The face of an ocean sunfish certainly leaves an impression.

So too does its size; they are the largest bony fish in the world, ranging from one to four metres across, and weighing up to a tonne.

And their name?

They are called sunfish because they spend almost half their day basking motionless at the ocean's surface, seemingly catching some rays. 

But until now it was not understood why they sunbathed, or exactly what they get up to in the deep ocean.

New research shows that they forage for marine hydrozoans (Greek for sea serpent), which are small groups of predatory animals related to jellyfish. The fish take siphonophores, a type of hydozoan, most frequently at depths of between 50-200m. After their hunt they go back to the surface to top up their body temperatures by basking in the sun.

It's the first evidence that sunfish graze on these creatures in deep water.

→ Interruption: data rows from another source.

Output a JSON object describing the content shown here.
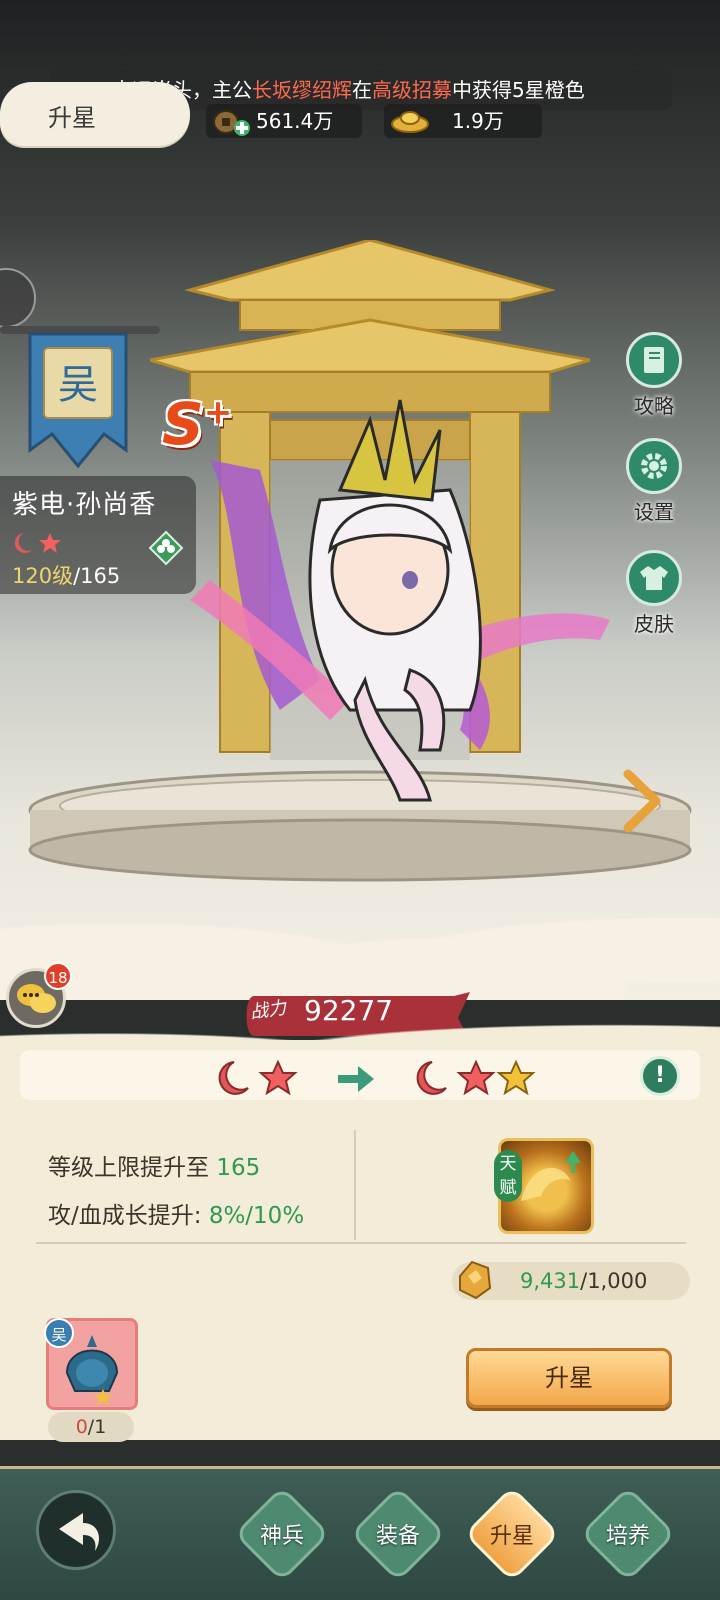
{
  "announcement": {
    "prefix": "吉运当头，主公",
    "player": "长坂缪绍辉",
    "mid": "在",
    "event": "高级招募",
    "suffix": "中获得5星橙色"
  },
  "header": {
    "title": "升星"
  },
  "resources": [
    {
      "icon": "copper-coin-icon",
      "value": "561.4万"
    },
    {
      "icon": "gold-ingot-icon",
      "value": "1.9万"
    }
  ],
  "hero": {
    "faction": "吴",
    "name": "紫电·孙尚香",
    "rank": "S",
    "rank_plus": "+",
    "level_current": "120级",
    "level_max": "/165",
    "stars": 2
  },
  "side_buttons": [
    {
      "label": "攻略",
      "icon": "guide-book-icon"
    },
    {
      "label": "设置",
      "icon": "settings-gear-icon"
    },
    {
      "label": "皮肤",
      "icon": "skin-shirt-icon"
    }
  ],
  "chat": {
    "badge": "18"
  },
  "power": {
    "label": "战力",
    "value": "92277"
  },
  "star_upgrade": {
    "from_stars": 2,
    "to_stars": 3,
    "stat_1_label": "等级上限提升至 ",
    "stat_1_value": "165",
    "stat_2_label": "攻/血成长提升: ",
    "stat_2_value": "8%/10%",
    "talent_tag": "天赋",
    "material_current": "9,431",
    "material_required": "/1,000",
    "fragment_faction": "吴",
    "fragment_current": "0",
    "fragment_required": "/1",
    "upgrade_button": "升星"
  },
  "bottom_nav": {
    "tabs": [
      {
        "label": "神兵",
        "active": false
      },
      {
        "label": "装备",
        "active": false
      },
      {
        "label": "升星",
        "active": true
      },
      {
        "label": "培养",
        "active": false
      }
    ]
  },
  "colors": {
    "highlight_red": "#ff6a4e",
    "stat_green": "#2f9a4e",
    "button_orange": "#f3a74a",
    "nav_green": "#3f5e56"
  }
}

It was also previously believed they only ate jellyfish.

A team led by Itsumi Nakamura of the University of Tokyo, Japan, caught several sunfish off the country's coast, around Funakoshi Bay, and attached thermometers to measure changes in their body temperatures.

They also attached cameras with lights on them, to gain insight into exactly what the fish were hunting. After four to six days these instruments naturally separated from the sunfish, allowing the researchers to collect and analyse the data.

The research, published in the journal Animal Ecology, uncovered that ocean sunfish swam back and forth between the surface and deep water during the day. Their cycles of diving deep and then warming at the surface helped to maximize their foraging time. Each time they "sunbathed" it regulated their body temperature.

Nakamura was also surprised to find just how quick the warming process was. "Beyond our assumption, their body temperature increased rapidly during surface warming, suggesting they have some physiological mechanisms to increase heat gain from the surrounding water."

This explains why larger sunfish can forage for longer, adds Nakamura.

It also provides a possible answer to why they have such a large body – as it serves to help them adapt to their hunting environment, losing heat very slowly.

The sea giants only hunt during the day. At night, they stayed at shallower depths of about 20m. 

The discovery is a reminder that the deep sea is "still a frontier" says Nakamura, and only by increasingly observing the ocean depths will we unlock it secrets.

Follow Melissa Hogenboom and BBC Earth on twitter